[[ DATASET EXCERPTS, beginning ]]

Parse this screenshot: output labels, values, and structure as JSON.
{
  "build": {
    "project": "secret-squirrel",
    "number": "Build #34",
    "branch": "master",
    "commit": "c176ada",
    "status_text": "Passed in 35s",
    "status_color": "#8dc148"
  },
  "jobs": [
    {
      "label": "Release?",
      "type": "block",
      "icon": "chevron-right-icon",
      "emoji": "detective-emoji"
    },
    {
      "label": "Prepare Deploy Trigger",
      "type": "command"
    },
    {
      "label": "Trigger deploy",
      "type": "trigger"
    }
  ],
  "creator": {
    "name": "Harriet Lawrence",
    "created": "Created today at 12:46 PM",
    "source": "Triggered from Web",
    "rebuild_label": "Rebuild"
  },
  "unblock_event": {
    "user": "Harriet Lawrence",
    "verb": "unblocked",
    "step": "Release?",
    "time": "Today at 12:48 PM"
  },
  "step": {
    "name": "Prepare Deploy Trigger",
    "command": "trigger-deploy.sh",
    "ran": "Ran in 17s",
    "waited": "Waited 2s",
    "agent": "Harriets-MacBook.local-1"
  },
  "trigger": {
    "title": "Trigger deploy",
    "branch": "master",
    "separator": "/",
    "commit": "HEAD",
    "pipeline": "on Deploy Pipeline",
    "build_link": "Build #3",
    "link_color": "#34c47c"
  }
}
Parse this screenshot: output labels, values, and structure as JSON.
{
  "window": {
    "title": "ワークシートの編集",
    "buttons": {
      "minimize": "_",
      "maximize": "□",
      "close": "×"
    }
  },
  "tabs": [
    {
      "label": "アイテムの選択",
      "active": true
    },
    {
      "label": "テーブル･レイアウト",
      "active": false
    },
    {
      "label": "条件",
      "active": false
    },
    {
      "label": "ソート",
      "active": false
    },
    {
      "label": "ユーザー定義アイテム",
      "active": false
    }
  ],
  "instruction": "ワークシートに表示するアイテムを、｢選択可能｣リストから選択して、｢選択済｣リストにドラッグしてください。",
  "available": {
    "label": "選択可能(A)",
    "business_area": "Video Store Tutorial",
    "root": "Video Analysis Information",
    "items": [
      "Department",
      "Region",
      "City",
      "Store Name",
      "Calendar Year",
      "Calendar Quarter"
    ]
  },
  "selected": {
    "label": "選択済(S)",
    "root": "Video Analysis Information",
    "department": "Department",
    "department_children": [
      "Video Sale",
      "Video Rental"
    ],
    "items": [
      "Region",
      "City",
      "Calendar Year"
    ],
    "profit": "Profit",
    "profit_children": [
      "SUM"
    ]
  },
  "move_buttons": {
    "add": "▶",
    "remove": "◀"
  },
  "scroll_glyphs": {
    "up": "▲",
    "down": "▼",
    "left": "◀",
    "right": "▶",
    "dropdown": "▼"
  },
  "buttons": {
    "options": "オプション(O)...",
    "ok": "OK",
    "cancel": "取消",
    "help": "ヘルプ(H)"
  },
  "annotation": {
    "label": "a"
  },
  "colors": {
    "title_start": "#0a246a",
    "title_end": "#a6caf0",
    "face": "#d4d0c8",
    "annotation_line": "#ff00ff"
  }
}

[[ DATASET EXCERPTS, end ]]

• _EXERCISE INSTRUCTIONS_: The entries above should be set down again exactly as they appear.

• _RESULT FOR THIS TASK_:
Parse this screenshot: output labels, values, and structure as JSON.
{
  "build": {
    "project": "secret-squirrel",
    "number": "Build #34",
    "branch": "master",
    "commit": "c176ada",
    "status_text": "Passed in 35s",
    "status_color": "#8dc148"
  },
  "jobs": [
    {
      "label": "Release?",
      "type": "block",
      "icon": "chevron-right-icon",
      "emoji": "detective-emoji"
    },
    {
      "label": "Prepare Deploy Trigger",
      "type": "command"
    },
    {
      "label": "Trigger deploy",
      "type": "trigger"
    }
  ],
  "creator": {
    "name": "Harriet Lawrence",
    "created": "Created today at 12:46 PM",
    "source": "Triggered from Web",
    "rebuild_label": "Rebuild"
  },
  "unblock_event": {
    "user": "Harriet Lawrence",
    "verb": "unblocked",
    "step": "Release?",
    "time": "Today at 12:48 PM"
  },
  "step": {
    "name": "Prepare Deploy Trigger",
    "command": "trigger-deploy.sh",
    "ran": "Ran in 17s",
    "waited": "Waited 2s",
    "agent": "Harriets-MacBook.local-1"
  },
  "trigger": {
    "title": "Trigger deploy",
    "branch": "master",
    "separator": "/",
    "commit": "HEAD",
    "pipeline": "on Deploy Pipeline",
    "build_link": "Build #3",
    "link_color": "#34c47c"
  }
}
Parse this screenshot: output labels, values, and structure as JSON.
{
  "window": {
    "title": "ワークシートの編集",
    "buttons": {
      "minimize": "_",
      "maximize": "□",
      "close": "×"
    }
  },
  "tabs": [
    {
      "label": "アイテムの選択",
      "active": true
    },
    {
      "label": "テーブル･レイアウト",
      "active": false
    },
    {
      "label": "条件",
      "active": false
    },
    {
      "label": "ソート",
      "active": false
    },
    {
      "label": "ユーザー定義アイテム",
      "active": false
    }
  ],
  "instruction": "ワークシートに表示するアイテムを、｢選択可能｣リストから選択して、｢選択済｣リストにドラッグしてください。",
  "available": {
    "label": "選択可能(A)",
    "business_area": "Video Store Tutorial",
    "root": "Video Analysis Information",
    "items": [
      "Department",
      "Region",
      "City",
      "Store Name",
      "Calendar Year",
      "Calendar Quarter"
    ]
  },
  "selected": {
    "label": "選択済(S)",
    "root": "Video Analysis Information",
    "department": "Department",
    "department_children": [
      "Video Sale",
      "Video Rental"
    ],
    "items": [
      "Region",
      "City",
      "Calendar Year"
    ],
    "profit": "Profit",
    "profit_children": [
      "SUM"
    ]
  },
  "move_buttons": {
    "add": "▶",
    "remove": "◀"
  },
  "scroll_glyphs": {
    "up": "▲",
    "down": "▼",
    "left": "◀",
    "right": "▶",
    "dropdown": "▼"
  },
  "buttons": {
    "options": "オプション(O)...",
    "ok": "OK",
    "cancel": "取消",
    "help": "ヘルプ(H)"
  },
  "annotation": {
    "label": "a"
  },
  "colors": {
    "title_start": "#0a246a",
    "title_end": "#a6caf0",
    "face": "#d4d0c8",
    "annotation_line": "#ff00ff"
  }
}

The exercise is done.